Mike Calder <ceo / phosco.com> wrote:
>As an outsider, and as an application programmer, if the language has to=20
>resort to special add-on libraries or different method names to handle=20
>different character data types, forget it.

Actually, it's not really hard to hide almost all of that from the 
application programmer.  Windows does it very nicely with it's TCHAR macro, 
_T(...) preprocessing magic, and it's renaming of API calls depending on 
whether or not the target platform supports 8 or 16 bits.

>A string is a string is a string.  As an application programmer I want to 
>b=
>e=20
>able to use substring, split, character by positional index, and all the=20
>other standard string methods and not have to worry about what kind of 
>stri=
>ng=20
>data I am handling.  I'm prepared to pass a parameter to stream handlers=20
>telling them what type of encoding to use between external streams and=20
>internal representations  if I have to - or even between different 
>internal=
>=20
>representations if that's the sort of thing that is a particular 
>programmer=
>'s=20
>bag.  I could even live with parameters like that on the standard string=20
>methods if I had to.
>
>But the original code that I code and test to work with 
>&mylanguageofchoice=
>;=20
>MUST work with ANY other language, without change.  All other language 
>user=
>s=20
>must have to do to get my program to work in their language is to 
>translate=
>=20
>fixed strings (and perhaps change GUI layouts because of sizings).  This 
>is=
>=20
>absolutely basic and should be in the Ruby core.  I thought this kind of=20
>thing was why we have OO.
>
>How you do it, I don't care.
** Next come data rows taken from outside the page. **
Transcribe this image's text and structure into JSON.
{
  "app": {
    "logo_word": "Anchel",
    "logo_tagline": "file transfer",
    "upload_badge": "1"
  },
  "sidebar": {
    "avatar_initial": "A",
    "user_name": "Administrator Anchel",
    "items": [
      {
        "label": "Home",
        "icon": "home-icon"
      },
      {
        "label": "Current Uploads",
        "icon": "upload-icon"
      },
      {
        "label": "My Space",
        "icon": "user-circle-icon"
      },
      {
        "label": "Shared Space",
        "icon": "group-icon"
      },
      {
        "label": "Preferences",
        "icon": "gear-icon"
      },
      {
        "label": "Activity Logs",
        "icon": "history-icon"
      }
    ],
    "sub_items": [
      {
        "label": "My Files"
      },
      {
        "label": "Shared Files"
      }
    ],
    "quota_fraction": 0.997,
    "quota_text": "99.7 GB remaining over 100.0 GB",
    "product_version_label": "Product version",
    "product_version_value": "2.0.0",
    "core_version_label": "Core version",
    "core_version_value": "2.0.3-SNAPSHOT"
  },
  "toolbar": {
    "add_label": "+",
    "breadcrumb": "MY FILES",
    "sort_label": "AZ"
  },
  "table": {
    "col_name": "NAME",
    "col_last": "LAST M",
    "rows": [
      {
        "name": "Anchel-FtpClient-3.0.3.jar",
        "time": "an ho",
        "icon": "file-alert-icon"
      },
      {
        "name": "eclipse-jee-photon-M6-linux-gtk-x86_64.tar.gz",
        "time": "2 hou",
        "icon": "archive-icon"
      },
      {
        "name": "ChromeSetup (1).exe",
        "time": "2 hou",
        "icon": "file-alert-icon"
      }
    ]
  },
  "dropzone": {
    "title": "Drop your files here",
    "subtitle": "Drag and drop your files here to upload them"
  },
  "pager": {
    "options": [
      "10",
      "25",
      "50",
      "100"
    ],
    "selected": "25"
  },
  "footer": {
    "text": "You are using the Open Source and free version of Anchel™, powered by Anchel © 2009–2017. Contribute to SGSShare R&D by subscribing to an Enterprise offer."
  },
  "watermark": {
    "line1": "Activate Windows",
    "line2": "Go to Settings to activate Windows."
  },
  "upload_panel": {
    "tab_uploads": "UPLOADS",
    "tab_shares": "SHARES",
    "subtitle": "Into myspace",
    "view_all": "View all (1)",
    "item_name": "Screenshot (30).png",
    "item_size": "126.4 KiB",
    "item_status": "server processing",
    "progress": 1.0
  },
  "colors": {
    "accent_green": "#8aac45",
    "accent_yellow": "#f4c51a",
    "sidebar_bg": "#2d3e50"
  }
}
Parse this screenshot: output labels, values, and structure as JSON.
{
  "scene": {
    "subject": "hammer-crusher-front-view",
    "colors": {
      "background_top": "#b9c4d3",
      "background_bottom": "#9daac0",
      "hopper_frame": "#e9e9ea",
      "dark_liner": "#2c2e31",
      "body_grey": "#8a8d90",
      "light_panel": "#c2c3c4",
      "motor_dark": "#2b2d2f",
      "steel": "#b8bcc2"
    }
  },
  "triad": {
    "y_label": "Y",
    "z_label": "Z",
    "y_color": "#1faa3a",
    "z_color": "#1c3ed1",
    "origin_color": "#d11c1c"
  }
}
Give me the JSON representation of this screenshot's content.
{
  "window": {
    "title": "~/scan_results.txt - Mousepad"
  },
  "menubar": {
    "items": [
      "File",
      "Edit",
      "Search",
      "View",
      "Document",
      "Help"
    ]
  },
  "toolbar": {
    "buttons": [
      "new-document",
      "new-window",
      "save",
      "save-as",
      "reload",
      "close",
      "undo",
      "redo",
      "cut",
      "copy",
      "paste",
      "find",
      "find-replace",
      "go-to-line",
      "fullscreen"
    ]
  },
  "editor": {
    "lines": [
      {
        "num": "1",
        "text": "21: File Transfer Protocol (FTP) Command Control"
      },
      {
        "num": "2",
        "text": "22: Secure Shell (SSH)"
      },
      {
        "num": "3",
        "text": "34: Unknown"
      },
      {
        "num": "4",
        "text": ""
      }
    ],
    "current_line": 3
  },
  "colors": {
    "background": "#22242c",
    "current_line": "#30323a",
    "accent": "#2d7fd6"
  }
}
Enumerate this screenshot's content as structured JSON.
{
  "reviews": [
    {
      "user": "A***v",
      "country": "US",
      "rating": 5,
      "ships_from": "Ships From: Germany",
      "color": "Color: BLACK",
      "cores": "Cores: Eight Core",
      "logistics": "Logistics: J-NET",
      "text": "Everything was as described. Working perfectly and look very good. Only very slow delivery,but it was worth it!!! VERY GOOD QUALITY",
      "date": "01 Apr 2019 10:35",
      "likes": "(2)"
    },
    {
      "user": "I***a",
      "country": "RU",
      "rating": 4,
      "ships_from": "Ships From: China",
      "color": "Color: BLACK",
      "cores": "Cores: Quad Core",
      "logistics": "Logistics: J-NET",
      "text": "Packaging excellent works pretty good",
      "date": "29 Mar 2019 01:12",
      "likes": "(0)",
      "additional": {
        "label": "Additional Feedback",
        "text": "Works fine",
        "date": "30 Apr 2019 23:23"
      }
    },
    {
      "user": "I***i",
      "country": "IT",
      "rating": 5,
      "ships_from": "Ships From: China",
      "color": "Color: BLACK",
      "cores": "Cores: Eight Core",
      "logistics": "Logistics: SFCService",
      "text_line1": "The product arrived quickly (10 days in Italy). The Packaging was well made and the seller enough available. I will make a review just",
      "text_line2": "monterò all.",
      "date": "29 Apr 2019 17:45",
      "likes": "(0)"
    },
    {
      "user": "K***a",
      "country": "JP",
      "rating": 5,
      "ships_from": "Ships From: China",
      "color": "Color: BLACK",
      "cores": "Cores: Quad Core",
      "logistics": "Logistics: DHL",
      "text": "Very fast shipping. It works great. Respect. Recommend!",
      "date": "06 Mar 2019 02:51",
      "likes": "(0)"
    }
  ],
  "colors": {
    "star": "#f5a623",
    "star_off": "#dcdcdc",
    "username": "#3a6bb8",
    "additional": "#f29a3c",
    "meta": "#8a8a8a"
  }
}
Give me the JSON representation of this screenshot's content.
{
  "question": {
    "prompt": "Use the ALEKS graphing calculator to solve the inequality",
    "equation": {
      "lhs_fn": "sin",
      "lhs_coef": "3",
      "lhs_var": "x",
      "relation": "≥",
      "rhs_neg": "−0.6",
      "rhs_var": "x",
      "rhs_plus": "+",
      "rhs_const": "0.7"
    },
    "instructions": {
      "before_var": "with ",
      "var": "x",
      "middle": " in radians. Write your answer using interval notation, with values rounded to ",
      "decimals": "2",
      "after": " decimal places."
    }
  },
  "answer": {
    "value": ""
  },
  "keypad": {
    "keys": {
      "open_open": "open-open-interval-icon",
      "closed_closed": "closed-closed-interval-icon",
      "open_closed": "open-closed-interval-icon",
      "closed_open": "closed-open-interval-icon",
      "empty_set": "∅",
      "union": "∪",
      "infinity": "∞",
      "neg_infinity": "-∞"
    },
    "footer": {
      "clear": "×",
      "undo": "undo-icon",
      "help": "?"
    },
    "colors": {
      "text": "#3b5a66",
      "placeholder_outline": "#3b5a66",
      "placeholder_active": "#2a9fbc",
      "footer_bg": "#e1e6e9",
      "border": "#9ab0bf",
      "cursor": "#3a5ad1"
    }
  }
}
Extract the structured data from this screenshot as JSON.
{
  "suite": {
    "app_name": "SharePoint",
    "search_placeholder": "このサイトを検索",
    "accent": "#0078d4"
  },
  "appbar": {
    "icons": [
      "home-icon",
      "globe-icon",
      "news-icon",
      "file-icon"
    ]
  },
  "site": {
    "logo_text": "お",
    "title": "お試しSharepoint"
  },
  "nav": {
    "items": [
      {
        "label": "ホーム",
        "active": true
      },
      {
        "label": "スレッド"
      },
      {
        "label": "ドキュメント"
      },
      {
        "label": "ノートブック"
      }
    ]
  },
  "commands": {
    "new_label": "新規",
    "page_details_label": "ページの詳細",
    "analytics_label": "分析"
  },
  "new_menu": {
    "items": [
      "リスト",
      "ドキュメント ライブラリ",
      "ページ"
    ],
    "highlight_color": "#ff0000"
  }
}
I don't care what the internal representation 
>=
>is;=20
>that's an implementation detail, the sort of thing that OO should be 
>hiding=
>=20
>from me anyway.  All I know is I'm handling a string, and I want to do 
>stri=
>ng=20
>manipulations.  I don't care is it's Unicode or ASCII, Kanji or Kanuck.
>
>Sorry, if I can't do that in Ruby, it's broken and, I'm afraid, unusable.

It's amazing (to me, anyway) that you wrote that, as that sentiment so 
closely mirrors my own initial attitude towards Ruby.  The first time I was 
looking at Ruby and trying to decide whether or not I should invest time in 
learning it (which was months ago, at the very least), as soon as I found 
out that it didn't handle strings as 16 bits internally, I was *completely* 
put off.  My opinion at the time was that any computer language that didn't 
support strings with 16 bit wide characters could not be taken seriously.  
(Yeah, a very snobby attitude, but people are like that sometimes.)

But, you know what?  I was totally wrong.  Since Ruby strings *do* permit 
embedded '\0' characters, they give me all the flexibility I need.  A string 
in Ruby is simply an sequence of *bytes*.  If I want to create a 'Unicode' 
like sequence of 16 bit characters I can - all I need to do is initialise an 
array with the proper sequence of numbers and unpack that to a string.  
(And, of course, remember that I need to implement all operations on such a 
sequence based on accessing *2* byte sequences at a time.)  If I want to do 
anything special with strings, there is nothing stopping me from writing my 
own string class...  The beauty of the Ruby way is that it *can* deal with 
strings that are internally 16 bits wide or whatever, but still also 
*implement* that logic with what it's compiler sees as 8 bit wide character 
sequences (which means even IMO 'broken' C/C++ compilers can build a working 
Ruby system).

Vive la OOP difference! ;-)

Martin